It was a remarkable thing to witness. Here was a woman on whom I had so thoroughly depended, now in such a dependent state. And yet she was happier than I had ever seen her. She had become like a little child, and it was clear that God was preparing her for Heaven. That was a gift, though a painful one.

Another great gift was this: Almost to her last day, she never failed to recognize Jesus in the Eucharist. Long after she had stopped recognizing anyone else, she still received Holy Communion with great devotion. She might be humming or looking around, but as soon as I reached in my pocket for the pyx, she stopped, looked, made the sign of the cross, and folded her hands. That was the result of years of training and faithfulness. It was a beautiful testimony to her undying faith in the Eucharist and it was her last lesson to all of us.

II. There is only one thing I ask of the Lord, this alone I seek, that I may dwell in the house of the Lord all the days of my life and gaze on the beauty of the Lord within his temple (Psalm 27:4).

Most of us who are still healthy and reasonably active would have a hard time praying this prayer absolutely. The fact is, we want a lot of things: good health, creature comforts, a pay raise, and for our pet project to go well. And oh yes, somewhere in all that, God and Heaven, but later; Heaven can wait.

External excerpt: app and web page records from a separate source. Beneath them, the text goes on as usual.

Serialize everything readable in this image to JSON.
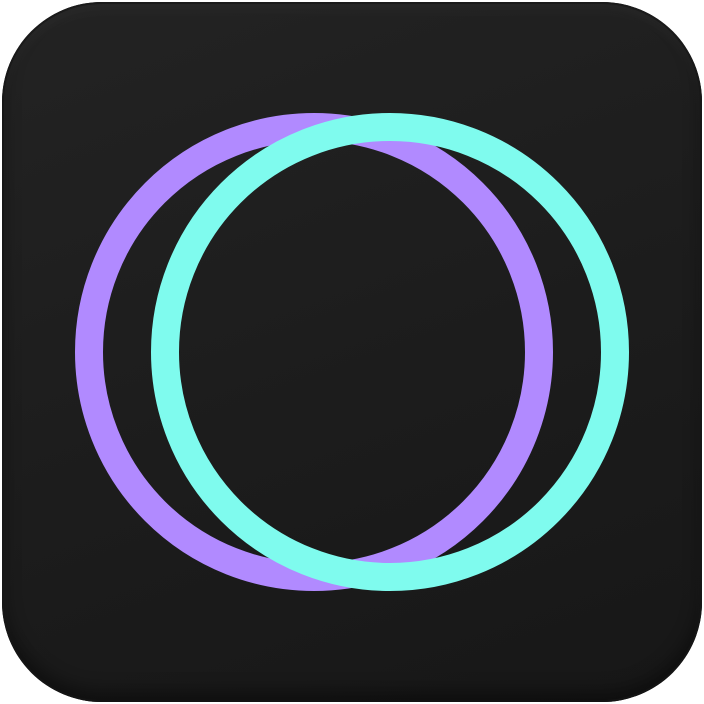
{
  "app_icon": {
    "name": "overlapping-rings-app-icon",
    "background_color": "#1c1c1c",
    "rings": [
      {
        "name": "purple-ring",
        "color": "#b18aff"
      },
      {
        "name": "teal-ring",
        "color": "#7ffbee"
      }
    ]
  }
}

How obtuse we can be in our desires! It’s really quite strange to want anything more than God and Heaven. And yet many struggle to want God more than the things of this world. Somehow God has to purge us of earthly desires gradually until all we want is Him.

And here, too, the dying process is so important and so beautiful. Little by little in life we give back to God our abilities, our health, and many of our loved ones. Finally, we are led to the point during our dying days when we are given the grace to give everything back.

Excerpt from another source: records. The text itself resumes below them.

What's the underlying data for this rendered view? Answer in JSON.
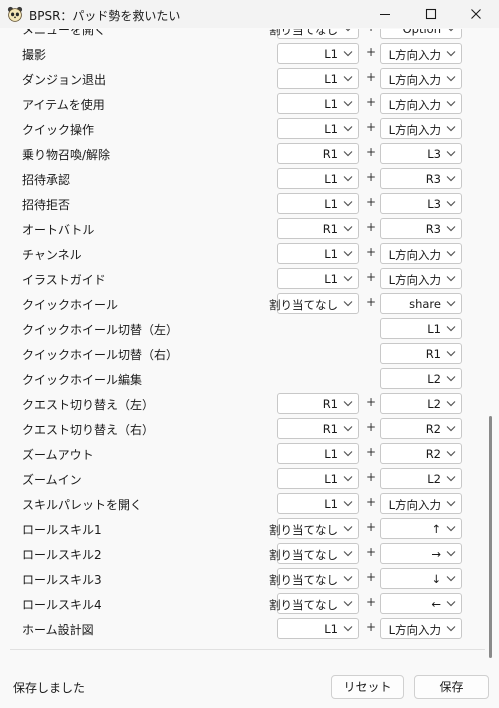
{
  "window": {
    "title": "BPSR：パッド勢を救いたい",
    "icon": "panda-face-icon",
    "controls": [
      "minimize-icon",
      "maximize-icon",
      "close-icon"
    ]
  },
  "separator": "+",
  "rows": [
    {
      "label": "メニューを開く",
      "c1": "割り当てなし",
      "c2": "Option"
    },
    {
      "label": "撮影",
      "c1": "L1",
      "c2": "L方向入力"
    },
    {
      "label": "ダンジョン退出",
      "c1": "L1",
      "c2": "L方向入力"
    },
    {
      "label": "アイテムを使用",
      "c1": "L1",
      "c2": "L方向入力"
    },
    {
      "label": "クイック操作",
      "c1": "L1",
      "c2": "L方向入力"
    },
    {
      "label": "乗り物召喚/解除",
      "c1": "R1",
      "c2": "L3"
    },
    {
      "label": "招待承認",
      "c1": "L1",
      "c2": "R3"
    },
    {
      "label": "招待拒否",
      "c1": "L1",
      "c2": "L3"
    },
    {
      "label": "オートバトル",
      "c1": "R1",
      "c2": "R3"
    },
    {
      "label": "チャンネル",
      "c1": "L1",
      "c2": "L方向入力"
    },
    {
      "label": "イラストガイド",
      "c1": "L1",
      "c2": "L方向入力"
    },
    {
      "label": "クイックホイール",
      "c1": "割り当てなし",
      "c2": "share"
    },
    {
      "label": "クイックホイール切替（左）",
      "c1": null,
      "c2": "L1"
    },
    {
      "label": "クイックホイール切替（右）",
      "c1": null,
      "c2": "R1"
    },
    {
      "label": "クイックホイール編集",
      "c1": null,
      "c2": "L2"
    },
    {
      "label": "クエスト切り替え（左）",
      "c1": "R1",
      "c2": "L2"
    },
    {
      "label": "クエスト切り替え（右）",
      "c1": "R1",
      "c2": "R2"
    },
    {
      "label": "ズームアウト",
      "c1": "L1",
      "c2": "R2"
    },
    {
      "label": "ズームイン",
      "c1": "L1",
      "c2": "L2"
    },
    {
      "label": "スキルパレットを開く",
      "c1": "L1",
      "c2": "L方向入力"
    },
    {
      "label": "ロールスキル1",
      "c1": "割り当てなし",
      "c2": "↑"
    },
    {
      "label": "ロールスキル2",
      "c1": "割り当てなし",
      "c2": "→"
    },
    {
      "label": "ロールスキル3",
      "c1": "割り当てなし",
      "c2": "↓"
    },
    {
      "label": "ロールスキル4",
      "c1": "割り当てなし",
      "c2": "←"
    },
    {
      "label": "ホーム設計図",
      "c1": "L1",
      "c2": "L方向入力"
    }
  ],
  "status": "保存しました",
  "buttons": {
    "reset": "リセット",
    "save": "保存"
  },
  "scroll_position": 0.95
}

I remember my father saying to me in his final weeks, “I just want to be with God.” I heard my grandmother say that too. Many others I have accompanied on their final journey have said the same thing: “I just want to be with God.” And they meant it, too; it wasn’t just a slogan. They had given everything back; their treasure was now in Heaven. They had sold all they had for the “pearl of great price.” Now they could sing the words of the old spiritual, “You may have all this world, just give me Jesus.” They had given away everything they had and were now ready to follow Jesus.

For most of us it, will take the dying process to get us to the point when we can say, “There is only one thing I ask of the Lord, this alone I seek, that I may dwell in the house of the Lord all the days of my life and gaze on the beauty of the Lord within his temple.”

And so there it is, the “beauty” of dying. It is a strange and painful beauty to be sure, but a beauty nonetheless. In this age of increasing acceptance of suicide, that sees no value or purpose or value in the dying process, we do well to behold and proclaim its strange but true beauty. We must recognize the dignity of the dying, who fulfill Scripture as they make their final passage.

Surely we grieve, but through faith we also recognize this strange and wonderful beauty.

One of the finest hymns about dying, “Abide with Me,” was written by Henry F. Lyte in 1847, as he lay dying from tuberculosis.

Abide with me; fast falls the eventide;
The darkness deepens; Lord, with me abide;
When other helpers fail and comforts flee,
Help of the helpless, oh, abide with me.


Swift to its close ebbs out life’s little day;
Earth’s joys grow dim, its glories pass away;
Change and decay in all around I see—
O Thou who changest not, abide with me.


Hold Thou Thy cross before my closing eyes;
Shine through the gloom and point me to the skies;
Heav’n’s morning breaks, and earth’s vain shadows flee;
In life, in death, O Lord, abide with me.